━━━ Material for this task

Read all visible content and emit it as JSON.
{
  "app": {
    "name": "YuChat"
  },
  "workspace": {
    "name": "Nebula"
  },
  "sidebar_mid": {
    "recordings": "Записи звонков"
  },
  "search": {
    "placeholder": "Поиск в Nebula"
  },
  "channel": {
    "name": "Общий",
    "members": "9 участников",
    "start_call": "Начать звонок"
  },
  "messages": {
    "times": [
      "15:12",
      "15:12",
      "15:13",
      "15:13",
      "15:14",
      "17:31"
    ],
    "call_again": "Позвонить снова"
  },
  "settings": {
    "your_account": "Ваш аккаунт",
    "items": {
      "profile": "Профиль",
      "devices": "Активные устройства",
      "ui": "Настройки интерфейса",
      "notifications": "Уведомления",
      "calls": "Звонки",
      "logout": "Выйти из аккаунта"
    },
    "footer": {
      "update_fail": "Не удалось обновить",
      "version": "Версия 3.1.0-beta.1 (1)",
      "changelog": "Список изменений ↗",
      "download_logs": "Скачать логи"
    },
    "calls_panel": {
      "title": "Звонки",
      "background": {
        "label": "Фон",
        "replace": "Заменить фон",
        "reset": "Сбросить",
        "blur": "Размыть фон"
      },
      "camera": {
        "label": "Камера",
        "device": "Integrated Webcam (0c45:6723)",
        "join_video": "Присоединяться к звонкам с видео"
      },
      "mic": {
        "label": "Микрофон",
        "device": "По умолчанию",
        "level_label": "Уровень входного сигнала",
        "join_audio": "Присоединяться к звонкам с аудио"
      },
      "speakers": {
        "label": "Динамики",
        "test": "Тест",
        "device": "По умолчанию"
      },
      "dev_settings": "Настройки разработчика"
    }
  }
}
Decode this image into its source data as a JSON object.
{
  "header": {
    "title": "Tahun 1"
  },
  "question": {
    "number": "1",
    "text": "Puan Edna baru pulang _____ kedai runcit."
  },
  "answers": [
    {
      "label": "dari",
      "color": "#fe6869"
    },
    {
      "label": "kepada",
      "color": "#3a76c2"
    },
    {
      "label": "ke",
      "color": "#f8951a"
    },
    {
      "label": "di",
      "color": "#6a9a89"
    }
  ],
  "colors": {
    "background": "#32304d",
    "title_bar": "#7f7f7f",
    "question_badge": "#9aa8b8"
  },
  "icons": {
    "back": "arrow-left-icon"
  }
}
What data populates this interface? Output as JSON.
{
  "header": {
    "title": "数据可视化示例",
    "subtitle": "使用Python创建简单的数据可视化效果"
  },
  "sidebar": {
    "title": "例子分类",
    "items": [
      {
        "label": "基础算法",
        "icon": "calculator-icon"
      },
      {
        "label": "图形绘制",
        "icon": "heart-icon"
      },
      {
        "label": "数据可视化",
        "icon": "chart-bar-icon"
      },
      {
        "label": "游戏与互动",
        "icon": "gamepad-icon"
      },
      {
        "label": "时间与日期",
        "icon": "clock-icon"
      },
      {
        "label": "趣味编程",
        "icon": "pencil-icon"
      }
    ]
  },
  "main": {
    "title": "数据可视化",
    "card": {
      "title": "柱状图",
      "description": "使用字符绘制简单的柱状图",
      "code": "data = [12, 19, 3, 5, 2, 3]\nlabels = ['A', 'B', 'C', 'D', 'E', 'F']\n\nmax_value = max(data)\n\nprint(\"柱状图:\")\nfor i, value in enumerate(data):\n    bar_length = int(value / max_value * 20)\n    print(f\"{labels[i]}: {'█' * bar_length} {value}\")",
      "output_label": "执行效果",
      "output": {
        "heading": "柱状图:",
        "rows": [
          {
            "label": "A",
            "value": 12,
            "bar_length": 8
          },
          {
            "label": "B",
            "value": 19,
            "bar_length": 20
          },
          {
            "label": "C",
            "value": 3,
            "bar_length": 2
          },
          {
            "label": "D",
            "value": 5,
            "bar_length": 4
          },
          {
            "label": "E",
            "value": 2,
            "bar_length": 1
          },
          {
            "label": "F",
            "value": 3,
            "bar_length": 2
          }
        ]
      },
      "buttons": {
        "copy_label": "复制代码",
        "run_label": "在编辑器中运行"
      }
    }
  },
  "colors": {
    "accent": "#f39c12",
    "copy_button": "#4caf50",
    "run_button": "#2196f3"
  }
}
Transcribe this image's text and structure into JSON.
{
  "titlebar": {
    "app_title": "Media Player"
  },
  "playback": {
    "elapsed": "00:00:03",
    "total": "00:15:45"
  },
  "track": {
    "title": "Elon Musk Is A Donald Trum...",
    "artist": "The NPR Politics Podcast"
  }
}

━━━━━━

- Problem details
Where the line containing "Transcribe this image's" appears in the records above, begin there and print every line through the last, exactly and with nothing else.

- Response area
Transcribe this image's text and structure into JSON.
{
  "titlebar": {
    "app_title": "Media Player"
  },
  "playback": {
    "elapsed": "00:00:03",
    "total": "00:15:45"
  },
  "track": {
    "title": "Elon Musk Is A Donald Trum...",
    "artist": "The NPR Politics Podcast"
  }
}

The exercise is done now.